'Prowling' gang 'shot professional dancer' in South Norwood
A gang went "on the prowl" with a loaded gun in south London and shot dead a professional dancer as he left a club, the Old Bailey has heard.
Daniel Famakinwa, 20, was killed near a snooker hall in South Norwood on 6 August as he waited for a night bus.
Ezekiel Charles-Sterling, 19, of Upper Norwood, is accused of firing the fatal shot.
He is one of six men, all aged between 18 and 19 and from south London, who deny murder.
The other suspects are Romelle Bogle, of Brixton; Joshua Chieke, of Stockwell; Christopher Perry, of Streatham; Adrian Rhodes, of Stockwell, and Demmar Dawkins, of West Norwood.
Prosecutor Aftab Jafferjee QC said: "It is the prosecution case that this is a teenage gang on the prowl in London with a loaded firearm.
"And that their idea of a good night out is the inevitability of confrontation - either seeking it or at least anticipating it - secure in the knowledge of their shared secret.

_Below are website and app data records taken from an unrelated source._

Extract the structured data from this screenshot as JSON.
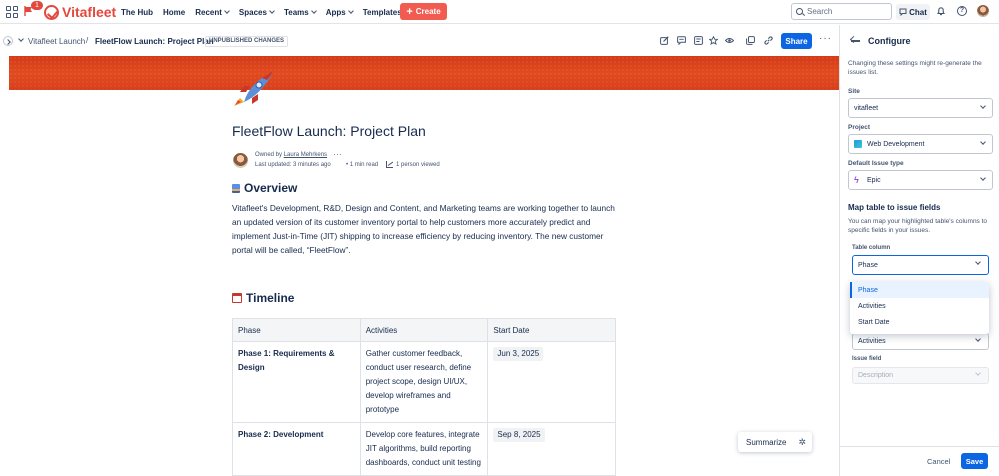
{
  "topnav": {
    "notification_count": "1",
    "brand": "Vitafleet",
    "links": [
      {
        "label": "The Hub",
        "dropdown": false
      },
      {
        "label": "Home",
        "dropdown": false
      },
      {
        "label": "Recent",
        "dropdown": true
      },
      {
        "label": "Spaces",
        "dropdown": true
      },
      {
        "label": "Teams",
        "dropdown": true
      },
      {
        "label": "Apps",
        "dropdown": true
      },
      {
        "label": "Templates",
        "dropdown": false
      }
    ],
    "create_label": "Create",
    "search_placeholder": "Search",
    "chat_label": "Chat",
    "brand_color": "#e2483d"
  },
  "breadcrumb": {
    "space": "Vitafleet Launch",
    "separator": "/",
    "page": "FleetFlow Launch: Project Plan",
    "status_badge": "UNPUBLISHED CHANGES"
  },
  "toolbar": {
    "share_label": "Share",
    "more_label": "···",
    "icons": [
      "edit-icon",
      "comment-icon",
      "inline-comment-icon",
      "star-icon",
      "watch-icon",
      "copy-icon",
      "link-icon"
    ]
  },
  "page": {
    "title": "FleetFlow Launch: Project Plan",
    "owned_prefix": "Owned by",
    "owner": "Laura Mehrkens",
    "byline_more": "···",
    "last_updated": "Last updated: 3 minutes ago",
    "read_time": "• 1 min read",
    "viewed": "1 person viewed",
    "overview_heading": "Overview",
    "overview_text": "Vitafleet's Development, R&D, Design and Content, and Marketing teams are working together to launch an updated version of its customer inventory portal to help customers more accurately predict and implement Just-in-Time (JIT) shipping to increase efficiency by reducing inventory. The new customer portal will be called, “FleetFlow”.",
    "timeline_heading": "Timeline",
    "timeline": {
      "headers": [
        "Phase",
        "Activities",
        "Start Date"
      ],
      "rows": [
        {
          "phase": "Phase 1: Requirements & Design",
          "activities": "Gather customer feedback, conduct user research, define project scope, design UI/UX, develop wireframes and prototype",
          "start": "Jun 3, 2025"
        },
        {
          "phase": "Phase 2: Development",
          "activities": "Develop core features, integrate JIT algorithms, build reporting dashboards, conduct unit testing",
          "start": "Sep 8, 2025"
        }
      ]
    },
    "summarize_label": "Summarize"
  },
  "panel": {
    "title": "Configure",
    "note": "Changing these settings might re-generate the issues list.",
    "site_label": "Site",
    "site_value": "vitafleet",
    "project_label": "Project",
    "project_value": "Web Development",
    "issue_type_label": "Default Issue type",
    "issue_type_value": "Epic",
    "map_title": "Map table to issue fields",
    "map_note": "You can map your highlighted table's columns to specific fields in your issues.",
    "table_column_label": "Table column",
    "table_column_value": "Phase",
    "dropdown_options": [
      "Phase",
      "Activities",
      "Start Date"
    ],
    "selected_option": "Phase",
    "second_column_value": "Activities",
    "issue_field_label": "Issue field",
    "issue_field_placeholder": "Description",
    "cancel_label": "Cancel",
    "save_label": "Save",
    "accent_color": "#0c66e4"
  }
}
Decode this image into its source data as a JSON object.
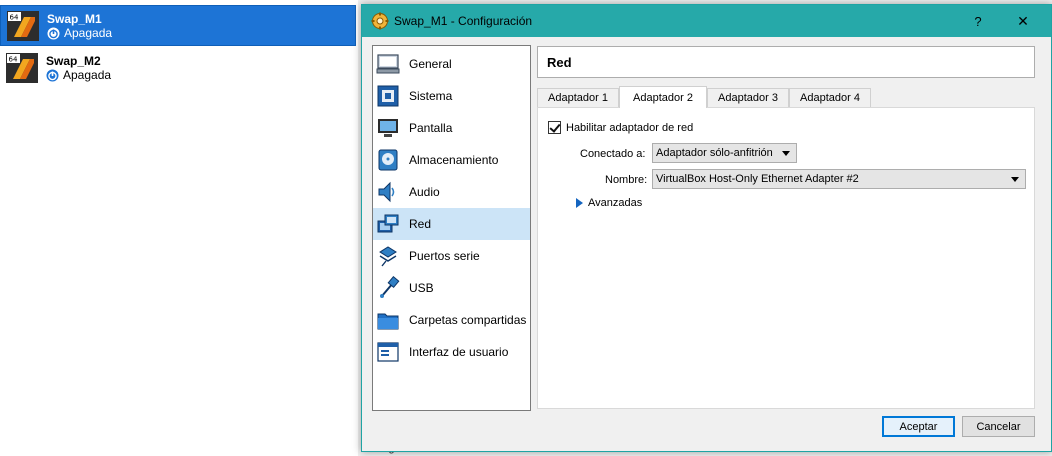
{
  "vm_list": [
    {
      "name": "Swap_M1",
      "state": "Apagada",
      "selected": true
    },
    {
      "name": "Swap_M2",
      "state": "Apagada",
      "selected": false
    }
  ],
  "vm_icon_badge": "64",
  "background_peek_text": "Ninguno",
  "dialog": {
    "title": "Swap_M1 - Configuración",
    "help_label": "?",
    "close_label": "✕"
  },
  "categories": [
    {
      "label": "General",
      "icon": "general-icon"
    },
    {
      "label": "Sistema",
      "icon": "system-icon"
    },
    {
      "label": "Pantalla",
      "icon": "display-icon"
    },
    {
      "label": "Almacenamiento",
      "icon": "storage-icon"
    },
    {
      "label": "Audio",
      "icon": "audio-icon"
    },
    {
      "label": "Red",
      "icon": "network-icon",
      "active": true
    },
    {
      "label": "Puertos serie",
      "icon": "serial-ports-icon"
    },
    {
      "label": "USB",
      "icon": "usb-icon"
    },
    {
      "label": "Carpetas compartidas",
      "icon": "shared-folders-icon"
    },
    {
      "label": "Interfaz de usuario",
      "icon": "user-interface-icon"
    }
  ],
  "network": {
    "section_title": "Red",
    "tabs": [
      "Adaptador 1",
      "Adaptador 2",
      "Adaptador 3",
      "Adaptador 4"
    ],
    "active_tab": "Adaptador 2",
    "enable_label": "Habilitar adaptador de red",
    "enabled": true,
    "attached_label": "Conectado a:",
    "attached_value": "Adaptador sólo-anfitrión",
    "name_label": "Nombre:",
    "name_value": "VirtualBox Host-Only Ethernet Adapter #2",
    "advanced_label": "Avanzadas"
  },
  "buttons": {
    "ok": "Aceptar",
    "cancel": "Cancelar"
  },
  "colors": {
    "titlebar": "#26a9a9",
    "selection": "#1d74d6",
    "category_active": "#cce4f7",
    "primary_border": "#0078d7"
  }
}
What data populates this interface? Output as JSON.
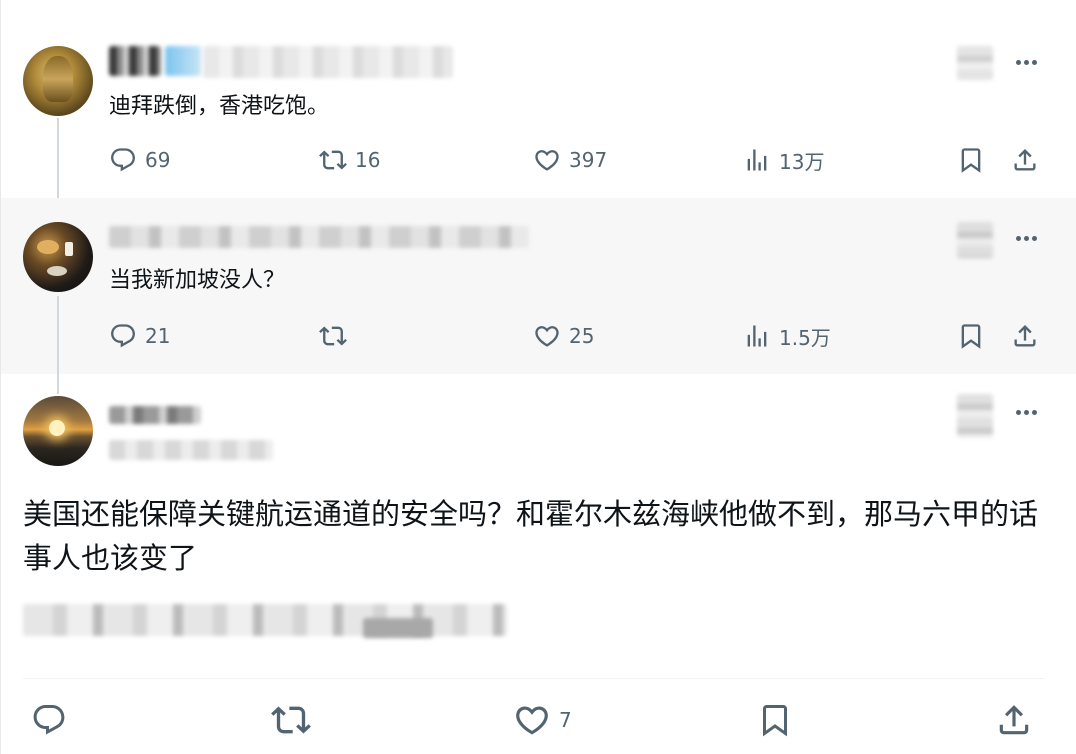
{
  "tweets": [
    {
      "text": "迪拜跌倒，香港吃饱。",
      "reply_count": "69",
      "retweet_count": "16",
      "like_count": "397",
      "view_count": "13万"
    },
    {
      "text": "当我新加坡没人？",
      "reply_count": "21",
      "retweet_count": "",
      "like_count": "25",
      "view_count": "1.5万"
    }
  ],
  "main_tweet": {
    "text": "美国还能保障关键航运通道的安全吗？和霍尔木兹海峡他做不到，那马六甲的话事人也该变了",
    "like_count": "7"
  },
  "colors": {
    "icon_gray": "#536471",
    "text": "#0f1419",
    "highlight_bg": "#f7f7f7",
    "verified_blue": "#1d9bf0"
  },
  "icons": [
    "reply-icon",
    "retweet-icon",
    "like-icon",
    "views-icon",
    "bookmark-icon",
    "share-icon",
    "more-icon"
  ]
}
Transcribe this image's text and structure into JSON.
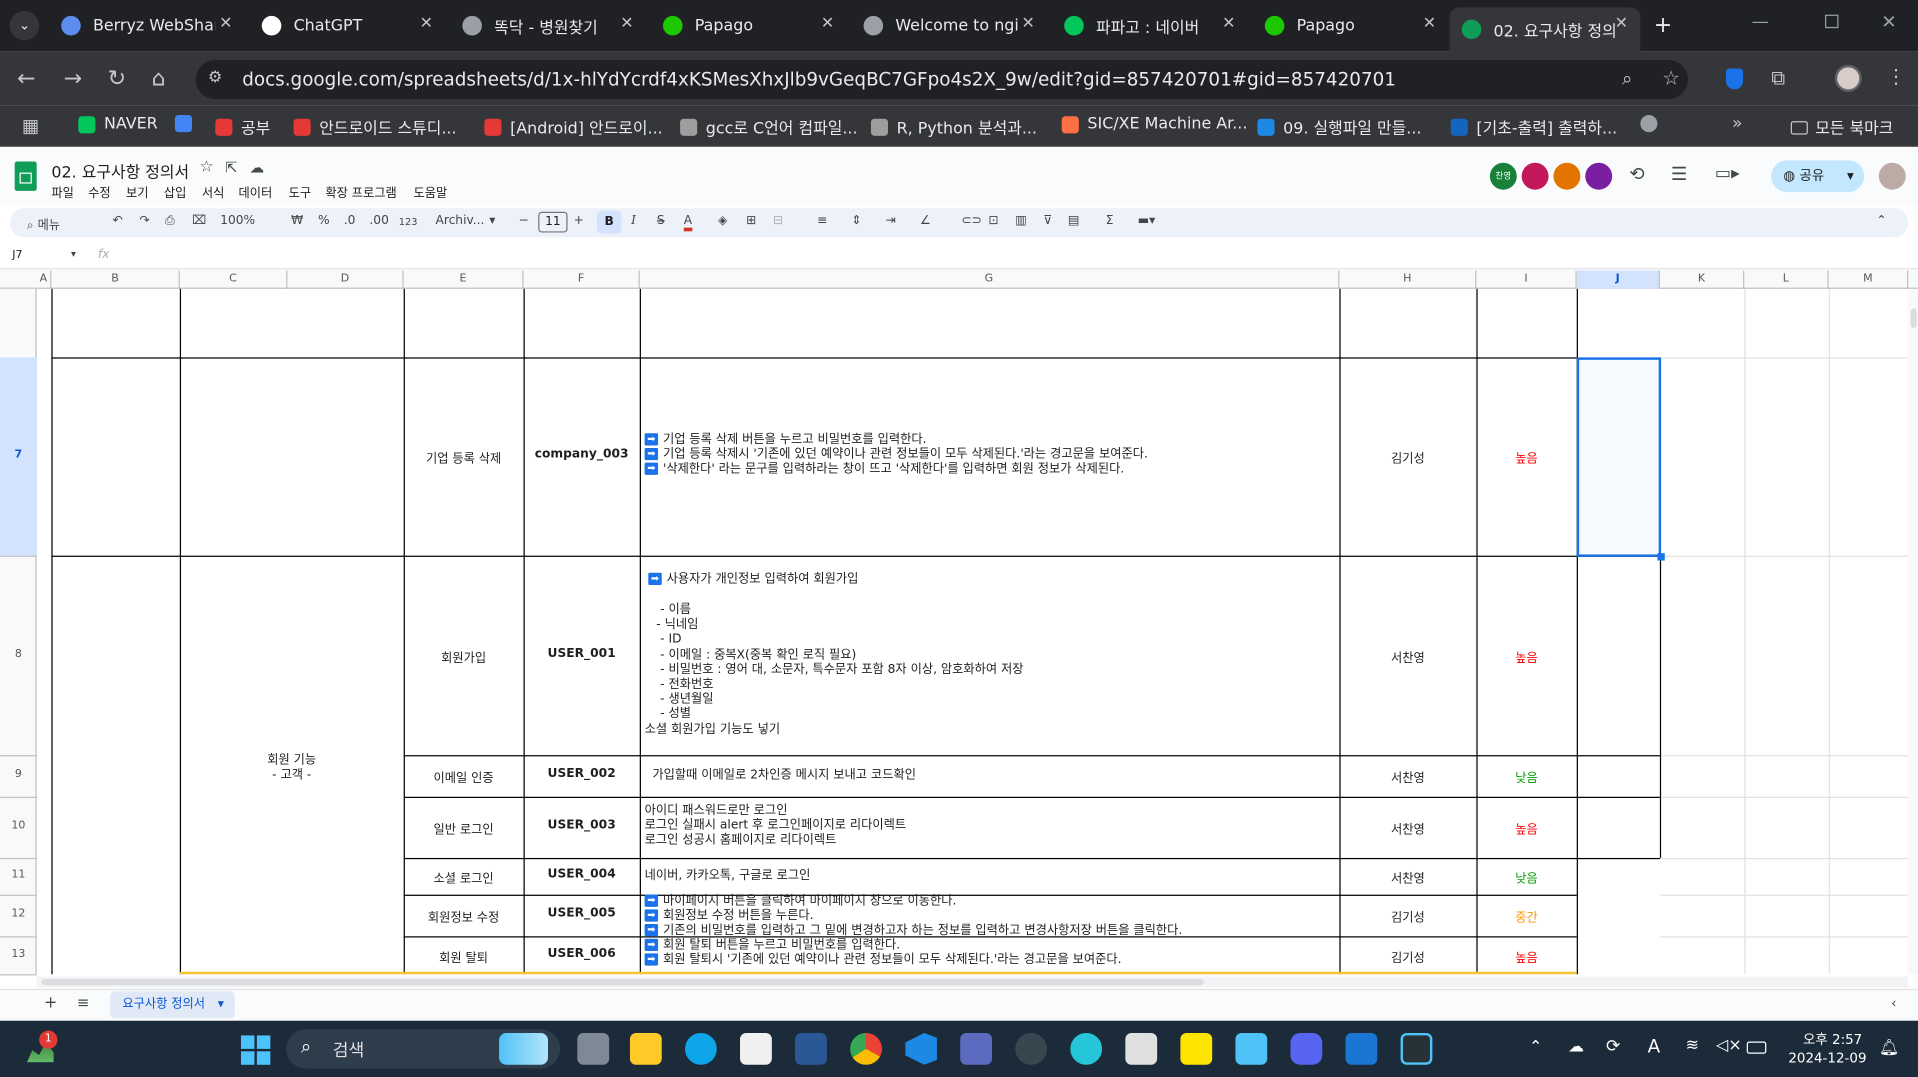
{
  "tabs": [
    {
      "title": "Berryz WebShar",
      "color": "#5b8def"
    },
    {
      "title": "ChatGPT",
      "color": "#ffffff"
    },
    {
      "title": "똑닥 - 병원찾기",
      "color": "#9aa0a6"
    },
    {
      "title": "Papago",
      "color": "#1ec800"
    },
    {
      "title": "Welcome to ngi",
      "color": "#9aa0a6"
    },
    {
      "title": "파파고 : 네이버",
      "color": "#03c75a"
    },
    {
      "title": "Papago",
      "color": "#1ec800"
    },
    {
      "title": "02. 요구사항 정의",
      "color": "#0f9d58"
    }
  ],
  "url": "docs.google.com/spreadsheets/d/1x-hlYdYcrdf4xKSMesXhxJlb9vGeqBC7GFpo4s2X_9w/edit?gid=857420701#gid=857420701",
  "bookmarks": [
    {
      "label": "NAVER",
      "color": "#03c75a"
    },
    {
      "label": "",
      "color": "#4285f4"
    },
    {
      "label": "공부",
      "color": "#e53935"
    },
    {
      "label": "안드로이드 스튜디...",
      "color": "#e53935"
    },
    {
      "label": "[Android] 안드로이...",
      "color": "#e53935"
    },
    {
      "label": "gcc로 C언어 컴파일...",
      "color": "#9e9e9e"
    },
    {
      "label": "R, Python 분석과...",
      "color": "#9e9e9e"
    },
    {
      "label": "SIC/XE Machine Ar...",
      "color": "#ff7043"
    },
    {
      "label": "09. 실행파일 만들...",
      "color": "#1e88e5"
    },
    {
      "label": "[기초-출력] 출력하...",
      "color": "#1565c0"
    }
  ],
  "all_bookmarks": "모든 북마크",
  "doc_title": "02. 요구사항 정의서",
  "menu": [
    "파일",
    "수정",
    "보기",
    "삽입",
    "서식",
    "데이터",
    "도구",
    "확장 프로그램",
    "도움말"
  ],
  "share_label": "공유",
  "toolbar": {
    "search": "메뉴",
    "zoom": "100%",
    "font": "Archiv...",
    "font_size": "11",
    "currency": "₩",
    "percent": "%",
    "dec_less": ".0",
    "dec_more": ".00",
    "format": "123"
  },
  "cell_ref": "J7",
  "fx": "fx",
  "columns": [
    "A",
    "B",
    "C",
    "D",
    "E",
    "F",
    "G",
    "H",
    "I",
    "J",
    "K",
    "L",
    "M"
  ],
  "rows": [
    {
      "num": "7",
      "feature": "기업 등록 삭제",
      "id": "company_003",
      "desc": [
        "기업 등록 삭제 버튼을 누르고 비밀번호를 입력한다.",
        "기업 등록 삭제시 '기존에 있던 예약이나 관련 정보들이 모두 삭제된다.'라는 경고문을 보여준다.",
        "'삭제한다' 라는 문구를 입력하라는 창이 뜨고 '삭제한다'를 입력하면 회원 정보가 삭제된다."
      ],
      "owner": "김기성",
      "priority": "높음"
    },
    {
      "num": "8",
      "feature": "회원가입",
      "id": "USER_001",
      "desc_head": "사용자가 개인정보 입력하여 회원가입",
      "desc_lines": [
        "    - 이름",
        "   - 닉네임",
        "    - ID",
        "    - 이메일 : 중복X(중복 확인 로직 필요)",
        "    - 비밀번호 : 영어 대, 소문자, 특수문자 포함 8자 이상, 암호화하여 저장",
        "    - 전화번호",
        "    - 생년월일",
        "    - 성별",
        "소셜 회원가입 기능도 넣기"
      ],
      "owner": "서찬영",
      "priority": "높음"
    },
    {
      "num": "9",
      "feature": "이메일 인증",
      "id": "USER_002",
      "desc": [
        "  가입할때 이메일로 2차인증 메시지 보내고 코드확인"
      ],
      "owner": "서찬영",
      "priority": "낮음"
    },
    {
      "num": "10",
      "feature": "일반 로그인",
      "id": "USER_003",
      "desc": [
        "아이디 패스워드로만 로그인",
        "로그인 실패시 alert 후 로그인페이지로 리다이렉트",
        "로그인 성공시 홈페이지로 리다이렉트"
      ],
      "owner": "서찬영",
      "priority": "높음"
    },
    {
      "num": "11",
      "feature": "소셜 로그인",
      "id": "USER_004",
      "desc": [
        "네이버, 카카오톡, 구글로 로그인"
      ],
      "owner": "서찬영",
      "priority": "낮음"
    },
    {
      "num": "12",
      "feature": "회원정보 수정",
      "id": "USER_005",
      "desc": [
        "마이페이지 버튼을 클릭하여 마이페이지 창으로 이동한다.",
        "회원정보 수정 버튼을 누른다.",
        "기존의 비밀번호를 입력하고 그 밑에 변경하고자 하는 정보를 입력하고 변경사항저장 버튼을 클릭한다."
      ],
      "owner": "김기성",
      "priority": "중간"
    },
    {
      "num": "13",
      "feature": "회원 탈퇴",
      "id": "USER_006",
      "desc": [
        "회원 탈퇴 버튼을 누르고 비밀번호를 입력한다.",
        "회원 탈퇴시 '기존에 있던 예약이나 관련 정보들이 모두 삭제된다.'라는 경고문을 보여준다."
      ],
      "owner": "김기성",
      "priority": "높음"
    }
  ],
  "group_label_line1": "회원 기능",
  "group_label_line2": "- 고객 -",
  "sheet_tab": "요구사항 정의서",
  "taskbar": {
    "search": "검색",
    "time": "오후 2:57",
    "date": "2024-12-09",
    "badge": "1"
  }
}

"Namely that they will triumph in any confrontation because they have a gun and are more than prepared to use it."
Mr Famakinwa left the snooker hall - which doubled as a dance venue at weekends - at about 03:45 BST.
He was then targeted while waiting with friends at a bus stop on Norwood Road, the court heard.
Mr Jafferjee said: "Barely 20 minutes after Daniel had emerged from the club and as they waited on the Norwood Road for the night bus to arrive, doing nothing more than larking about amongst themselves, Daniel lay fatally bleeding having been shot."
The other five defendants "egged on" gunman Mr Charles-Sterling, the court heard.
'At it again'
Mr Rhodes allegedly aimed a flying kick at Mr Famakinwa as he and his friends were hemmed in against a shop front.
The court also heard that a month later, the group - minus Mr Charles-Sterling - shot at someone else outside a nightclub in the City of London.
Mr Rhodes is accused of firing a 9mm pistol on that occasion.
Mr Jafferjee said: "Barely four weeks later they are at it again.
"Far from being undeterred by the scale of the tragedy they had collectively inflicted, they surfaced outside yet another nightclub.
"Yet again the gun is fired - but mercifully the bullet does not strike its intended target."
Mr Charles-Sterling is charged with possession of a firearm with intent to endanger life and possession of a prohibited firearm.
The other defendants faces two counts of the above charges.
All the firearms offences are denied.